You could almost feel the seconds tick by. Every scene seemed to be a still frame that drew you in. A momentary clip of art that was created to elucidate some feeling. This is Drive.
The movie itself seems to have very little to do with the actual act of driving. When I left the theater I really only remember one thing: Ryan Gosling’s smirk that seemed to hide something dark and sinister.
The soundtrack to the movie is haunting and brilliant. It moves you along as if you are floating weightlessly on a primordial ooze. It is sort of an aural marijuana the way it detaches you from reality and sets you adrift on a parallel universe.
Each step of this movie seemed so intentional. The pacing was achingly slow at times, but instead of feeling cumbersome, it drew you in, it pulled at you like a vortex or a black hole leaving your heart pounding and senses heightened.

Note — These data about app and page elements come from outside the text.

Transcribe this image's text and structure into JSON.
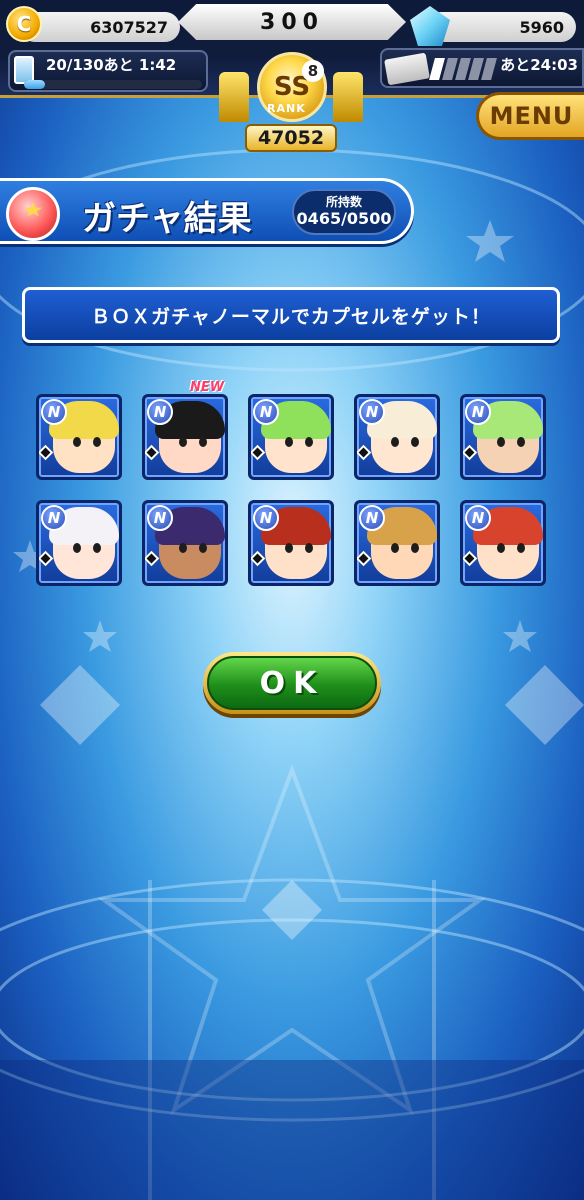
{
  "header": {
    "coin_icon_glyph": "C",
    "coins": "6307527",
    "center_value": "300",
    "gems": "5960",
    "stamina_text": "20/130あと 1:42",
    "stamina_fill_fraction": 0.12,
    "ticket_slots_filled": 1,
    "ticket_slots_total": 5,
    "ticket_timer": "あと24:03",
    "rank_grade": "SS",
    "rank_level": "8",
    "rank_label": "RANK",
    "rank_score": "47052",
    "menu_label": "MENU"
  },
  "title_bar": {
    "title": "ガチャ結果",
    "owned_label": "所持数",
    "owned_value": "0465/0500"
  },
  "banner": {
    "message": "ＢＯＸガチャノーマルでカプセルをゲット！"
  },
  "cards": [
    {
      "rarity": "N",
      "new": false,
      "hair": "#f2d94a",
      "face": "#ffe1c4"
    },
    {
      "rarity": "N",
      "new": true,
      "new_label": "NEW",
      "hair": "#1a1a1a",
      "face": "#ffd9c6"
    },
    {
      "rarity": "N",
      "new": false,
      "hair": "#8fe05a",
      "face": "#ffe3cc"
    },
    {
      "rarity": "N",
      "new": false,
      "hair": "#f8eed8",
      "face": "#ffe6d1"
    },
    {
      "rarity": "N",
      "new": false,
      "hair": "#a8e878",
      "face": "#f6d2b5"
    },
    {
      "rarity": "N",
      "new": false,
      "hair": "#f4f2f6",
      "face": "#ffe6d8"
    },
    {
      "rarity": "N",
      "new": false,
      "hair": "#3b2a6e",
      "face": "#c98b60"
    },
    {
      "rarity": "N",
      "new": false,
      "hair": "#b8301d",
      "face": "#ffe0c8"
    },
    {
      "rarity": "N",
      "new": false,
      "hair": "#d8a24a",
      "face": "#ffd8b8"
    },
    {
      "rarity": "N",
      "new": false,
      "hair": "#d8432d",
      "face": "#ffe1c9"
    }
  ],
  "ok_button": {
    "label": "OK"
  },
  "colors": {
    "accent_blue": "#1f5fd3",
    "ok_green": "#1e8e1a",
    "gold": "#e3a523"
  }
}
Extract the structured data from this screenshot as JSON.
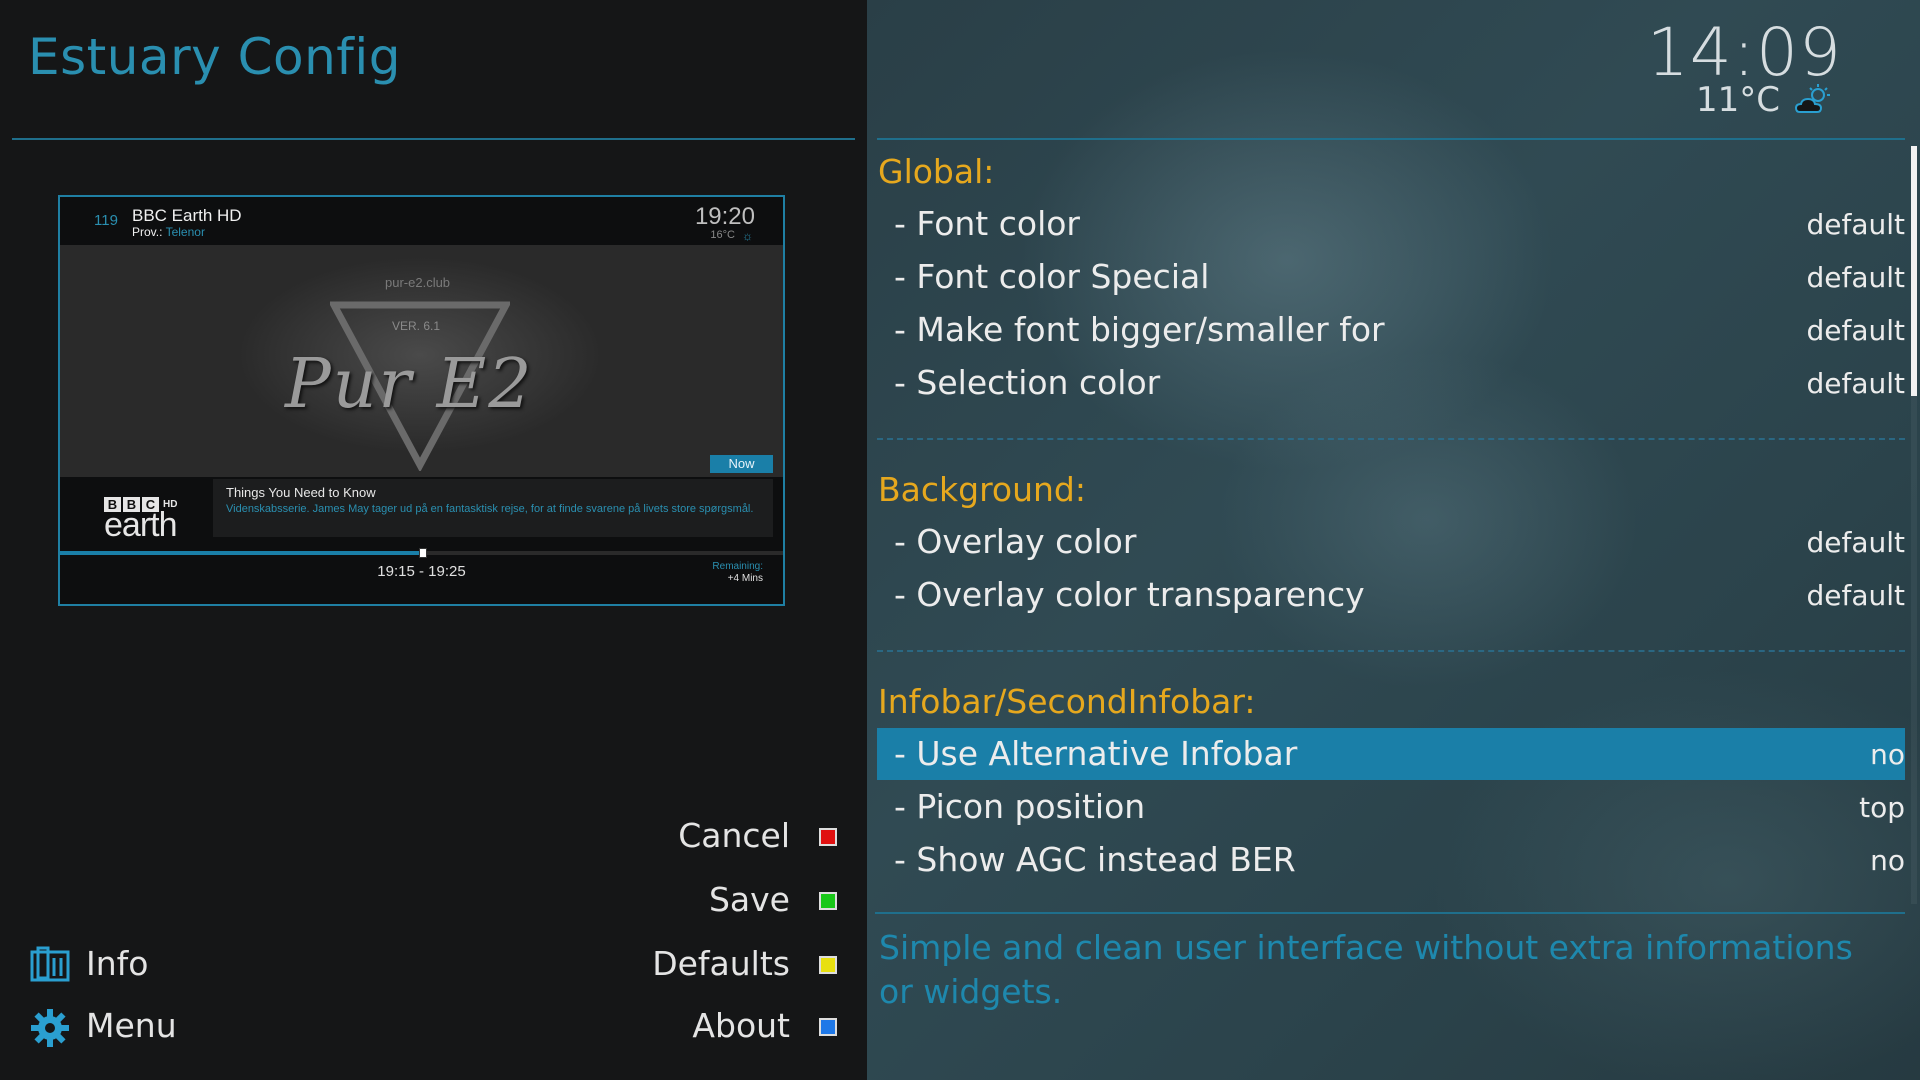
{
  "app": {
    "title": "Estuary Config"
  },
  "clock": {
    "time": "14:09",
    "temperature": "11°C",
    "weather_icon": "partly-cloudy-icon"
  },
  "preview": {
    "channel_number": "119",
    "channel_name": "BBC Earth HD",
    "provider_label": "Prov.:",
    "provider": "Telenor",
    "time": "19:20",
    "temperature": "16°C",
    "site": "pur-e2.club",
    "version": "VER. 6.1",
    "logo_text": "Pur E2",
    "now_badge": "Now",
    "bbc_letters": [
      "B",
      "B",
      "C"
    ],
    "bbc_hd": "HD",
    "bbc_earth": "earth",
    "program_title": "Things You Need to Know",
    "program_desc": "Videnskabsserie. James May tager ud på en fantasktisk rejse, for at finde svarene på livets store spørgsmål.",
    "progress": 0.5,
    "time_range": "19:15 - 19:25",
    "remaining_label": "Remaining:",
    "remaining_value": "+4 Mins"
  },
  "buttons": {
    "cancel": {
      "label": "Cancel",
      "color": "#e01010"
    },
    "save": {
      "label": "Save",
      "color": "#18c818"
    },
    "defaults": {
      "label": "Defaults",
      "color": "#e8e010"
    },
    "about": {
      "label": "About",
      "color": "#1e78e8"
    }
  },
  "nav": {
    "info": {
      "label": "Info",
      "icon": "info-icon"
    },
    "menu": {
      "label": "Menu",
      "icon": "gear-icon"
    }
  },
  "settings": {
    "global": {
      "header": "Global:",
      "items": [
        {
          "label": "- Font color",
          "value": "default"
        },
        {
          "label": "- Font color Special",
          "value": "default"
        },
        {
          "label": "- Make font bigger/smaller for",
          "value": "default"
        },
        {
          "label": "- Selection color",
          "value": "default"
        }
      ]
    },
    "background": {
      "header": "Background:",
      "items": [
        {
          "label": "- Overlay color",
          "value": "default"
        },
        {
          "label": "- Overlay color transparency",
          "value": "default"
        }
      ]
    },
    "infobar": {
      "header": "Infobar/SecondInfobar:",
      "items": [
        {
          "label": "- Use Alternative Infobar",
          "value": "no",
          "selected": true
        },
        {
          "label": "- Picon position",
          "value": "top"
        },
        {
          "label": "- Show AGC instead BER",
          "value": "no"
        }
      ]
    }
  },
  "help_text": "Simple and clean user interface without extra informations or widgets.",
  "colors": {
    "accent": "#1a7fa8",
    "section": "#e6a81e",
    "title": "#2a8fb0"
  }
}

Drive wasn’t so much a movie, but an experience.
This film was directed by Nicolas Winding Refn.